§ DATA TO USE:
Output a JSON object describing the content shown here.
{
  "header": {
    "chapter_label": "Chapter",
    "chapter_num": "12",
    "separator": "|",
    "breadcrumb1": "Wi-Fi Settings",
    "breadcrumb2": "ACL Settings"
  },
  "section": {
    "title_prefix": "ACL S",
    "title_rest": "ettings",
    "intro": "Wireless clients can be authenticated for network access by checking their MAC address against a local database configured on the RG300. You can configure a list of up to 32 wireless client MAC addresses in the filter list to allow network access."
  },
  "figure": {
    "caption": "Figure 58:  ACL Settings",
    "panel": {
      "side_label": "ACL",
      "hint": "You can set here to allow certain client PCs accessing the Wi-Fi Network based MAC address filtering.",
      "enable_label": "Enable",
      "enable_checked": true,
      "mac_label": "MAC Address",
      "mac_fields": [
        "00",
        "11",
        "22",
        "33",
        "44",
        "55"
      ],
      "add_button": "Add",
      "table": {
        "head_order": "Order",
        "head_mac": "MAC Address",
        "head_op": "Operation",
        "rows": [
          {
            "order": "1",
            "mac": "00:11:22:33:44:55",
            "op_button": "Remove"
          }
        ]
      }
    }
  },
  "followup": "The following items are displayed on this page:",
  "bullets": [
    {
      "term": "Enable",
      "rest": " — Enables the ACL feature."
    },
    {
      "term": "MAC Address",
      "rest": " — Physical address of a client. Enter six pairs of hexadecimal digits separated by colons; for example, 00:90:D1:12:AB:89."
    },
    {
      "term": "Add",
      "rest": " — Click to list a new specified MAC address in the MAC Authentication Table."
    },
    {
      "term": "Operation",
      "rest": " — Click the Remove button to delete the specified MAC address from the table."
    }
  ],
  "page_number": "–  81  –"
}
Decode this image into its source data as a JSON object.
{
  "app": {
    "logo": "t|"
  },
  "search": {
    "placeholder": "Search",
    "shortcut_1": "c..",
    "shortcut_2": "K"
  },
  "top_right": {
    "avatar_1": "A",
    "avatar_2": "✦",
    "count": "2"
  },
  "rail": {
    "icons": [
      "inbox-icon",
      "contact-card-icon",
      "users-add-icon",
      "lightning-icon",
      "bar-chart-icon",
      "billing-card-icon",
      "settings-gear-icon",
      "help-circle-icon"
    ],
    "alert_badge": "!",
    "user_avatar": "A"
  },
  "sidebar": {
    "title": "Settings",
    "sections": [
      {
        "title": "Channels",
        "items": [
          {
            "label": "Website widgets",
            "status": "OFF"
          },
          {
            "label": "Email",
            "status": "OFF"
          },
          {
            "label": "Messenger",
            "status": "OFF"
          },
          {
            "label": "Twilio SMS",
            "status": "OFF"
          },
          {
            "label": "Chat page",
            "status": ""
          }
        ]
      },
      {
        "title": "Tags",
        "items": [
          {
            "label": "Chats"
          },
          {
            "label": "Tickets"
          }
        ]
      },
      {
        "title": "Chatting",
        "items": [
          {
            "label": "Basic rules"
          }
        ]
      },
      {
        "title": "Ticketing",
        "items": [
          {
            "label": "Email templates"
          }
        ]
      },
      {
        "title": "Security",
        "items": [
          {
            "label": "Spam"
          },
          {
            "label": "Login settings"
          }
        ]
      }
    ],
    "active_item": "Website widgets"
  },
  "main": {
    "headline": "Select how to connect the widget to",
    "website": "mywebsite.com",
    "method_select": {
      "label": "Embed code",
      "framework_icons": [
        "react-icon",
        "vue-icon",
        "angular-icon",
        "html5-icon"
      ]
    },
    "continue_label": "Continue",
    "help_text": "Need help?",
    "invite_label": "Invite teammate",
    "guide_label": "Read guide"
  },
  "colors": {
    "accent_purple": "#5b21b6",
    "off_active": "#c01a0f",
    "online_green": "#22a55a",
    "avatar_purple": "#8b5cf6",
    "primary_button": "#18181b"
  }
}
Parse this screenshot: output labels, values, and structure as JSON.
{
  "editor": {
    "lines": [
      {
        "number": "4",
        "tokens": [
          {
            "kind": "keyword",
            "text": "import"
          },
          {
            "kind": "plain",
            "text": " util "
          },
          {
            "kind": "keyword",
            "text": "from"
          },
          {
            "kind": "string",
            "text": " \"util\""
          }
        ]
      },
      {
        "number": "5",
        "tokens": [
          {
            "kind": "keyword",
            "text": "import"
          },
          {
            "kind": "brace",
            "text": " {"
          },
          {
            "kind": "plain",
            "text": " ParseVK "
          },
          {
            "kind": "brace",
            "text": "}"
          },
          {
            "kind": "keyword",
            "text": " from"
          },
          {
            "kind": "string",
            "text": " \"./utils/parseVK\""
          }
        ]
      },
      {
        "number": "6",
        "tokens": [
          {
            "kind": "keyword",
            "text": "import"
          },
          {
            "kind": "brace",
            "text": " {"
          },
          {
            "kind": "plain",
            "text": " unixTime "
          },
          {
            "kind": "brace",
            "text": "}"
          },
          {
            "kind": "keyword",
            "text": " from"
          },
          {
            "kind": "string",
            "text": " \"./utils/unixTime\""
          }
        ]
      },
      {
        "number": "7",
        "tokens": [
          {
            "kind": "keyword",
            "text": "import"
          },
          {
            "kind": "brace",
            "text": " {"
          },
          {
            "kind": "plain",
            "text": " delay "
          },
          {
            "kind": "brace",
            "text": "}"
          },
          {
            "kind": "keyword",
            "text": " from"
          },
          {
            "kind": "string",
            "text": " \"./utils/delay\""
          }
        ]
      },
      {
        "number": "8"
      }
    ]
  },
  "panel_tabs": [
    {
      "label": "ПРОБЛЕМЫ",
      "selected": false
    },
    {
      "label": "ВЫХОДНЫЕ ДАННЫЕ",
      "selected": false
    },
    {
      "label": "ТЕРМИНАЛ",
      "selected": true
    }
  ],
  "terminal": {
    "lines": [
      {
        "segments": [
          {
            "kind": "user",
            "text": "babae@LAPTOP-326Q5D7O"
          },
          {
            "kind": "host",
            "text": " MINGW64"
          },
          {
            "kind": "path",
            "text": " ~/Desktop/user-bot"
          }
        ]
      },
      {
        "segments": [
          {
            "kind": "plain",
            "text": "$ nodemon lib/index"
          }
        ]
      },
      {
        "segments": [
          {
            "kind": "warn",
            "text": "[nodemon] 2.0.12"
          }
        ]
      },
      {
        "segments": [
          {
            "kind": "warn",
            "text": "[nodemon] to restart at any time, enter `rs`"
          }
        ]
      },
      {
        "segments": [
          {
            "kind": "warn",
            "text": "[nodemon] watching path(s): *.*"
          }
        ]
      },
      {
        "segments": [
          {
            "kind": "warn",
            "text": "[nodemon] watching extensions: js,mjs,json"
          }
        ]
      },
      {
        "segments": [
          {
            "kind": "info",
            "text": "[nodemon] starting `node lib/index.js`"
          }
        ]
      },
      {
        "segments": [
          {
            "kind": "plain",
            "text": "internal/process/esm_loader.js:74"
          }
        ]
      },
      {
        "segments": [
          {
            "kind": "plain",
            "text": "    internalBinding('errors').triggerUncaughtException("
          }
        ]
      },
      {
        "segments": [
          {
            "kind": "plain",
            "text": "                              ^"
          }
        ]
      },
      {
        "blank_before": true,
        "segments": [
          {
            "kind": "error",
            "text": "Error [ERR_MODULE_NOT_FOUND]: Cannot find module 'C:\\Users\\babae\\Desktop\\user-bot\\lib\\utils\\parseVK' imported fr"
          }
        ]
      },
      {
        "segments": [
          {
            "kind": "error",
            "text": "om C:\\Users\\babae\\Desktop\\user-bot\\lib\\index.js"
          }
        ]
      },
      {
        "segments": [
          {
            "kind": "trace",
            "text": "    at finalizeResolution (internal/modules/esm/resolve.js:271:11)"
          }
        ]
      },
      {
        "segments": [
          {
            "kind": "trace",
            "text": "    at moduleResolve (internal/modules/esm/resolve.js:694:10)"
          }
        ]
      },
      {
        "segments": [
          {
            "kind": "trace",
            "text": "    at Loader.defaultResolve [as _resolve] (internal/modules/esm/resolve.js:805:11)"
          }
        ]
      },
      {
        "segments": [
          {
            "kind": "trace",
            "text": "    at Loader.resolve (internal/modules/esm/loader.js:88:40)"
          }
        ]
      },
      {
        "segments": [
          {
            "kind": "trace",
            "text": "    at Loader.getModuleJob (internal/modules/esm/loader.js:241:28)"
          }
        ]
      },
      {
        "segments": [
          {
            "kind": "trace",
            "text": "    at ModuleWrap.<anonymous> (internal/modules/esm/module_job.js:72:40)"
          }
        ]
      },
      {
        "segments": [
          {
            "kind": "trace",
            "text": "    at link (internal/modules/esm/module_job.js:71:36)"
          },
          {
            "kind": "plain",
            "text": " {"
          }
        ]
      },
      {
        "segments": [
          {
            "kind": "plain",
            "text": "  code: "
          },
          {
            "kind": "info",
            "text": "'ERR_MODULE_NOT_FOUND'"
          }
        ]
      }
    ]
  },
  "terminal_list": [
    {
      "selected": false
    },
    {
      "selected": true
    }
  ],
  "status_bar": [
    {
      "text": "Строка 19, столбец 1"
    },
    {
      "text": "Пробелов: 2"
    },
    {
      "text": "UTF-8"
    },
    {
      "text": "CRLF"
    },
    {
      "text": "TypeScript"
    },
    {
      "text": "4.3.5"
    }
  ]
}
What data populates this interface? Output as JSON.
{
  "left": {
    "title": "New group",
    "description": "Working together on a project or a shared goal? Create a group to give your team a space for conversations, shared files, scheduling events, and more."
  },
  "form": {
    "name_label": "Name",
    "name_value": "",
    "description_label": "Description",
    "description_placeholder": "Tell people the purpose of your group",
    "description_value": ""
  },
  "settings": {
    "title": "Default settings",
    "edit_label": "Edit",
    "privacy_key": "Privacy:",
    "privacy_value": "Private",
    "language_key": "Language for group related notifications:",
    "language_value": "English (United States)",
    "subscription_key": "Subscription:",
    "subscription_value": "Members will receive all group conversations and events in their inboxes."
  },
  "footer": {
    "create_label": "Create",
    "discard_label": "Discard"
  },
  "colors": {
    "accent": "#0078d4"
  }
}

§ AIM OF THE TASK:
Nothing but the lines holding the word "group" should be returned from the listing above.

§ REPLY TO THE TASK:
    "title": "New group",
    "description": "Working together on a project or a shared goal? Create a group to give your team a space for conversations, shared files, scheduling events, and more."
    "description_placeholder": "Tell people the purpose of your group",
    "language_key": "Language for group related notifications:",
    "subscription_value": "Members will receive all group conversations and events in their inboxes."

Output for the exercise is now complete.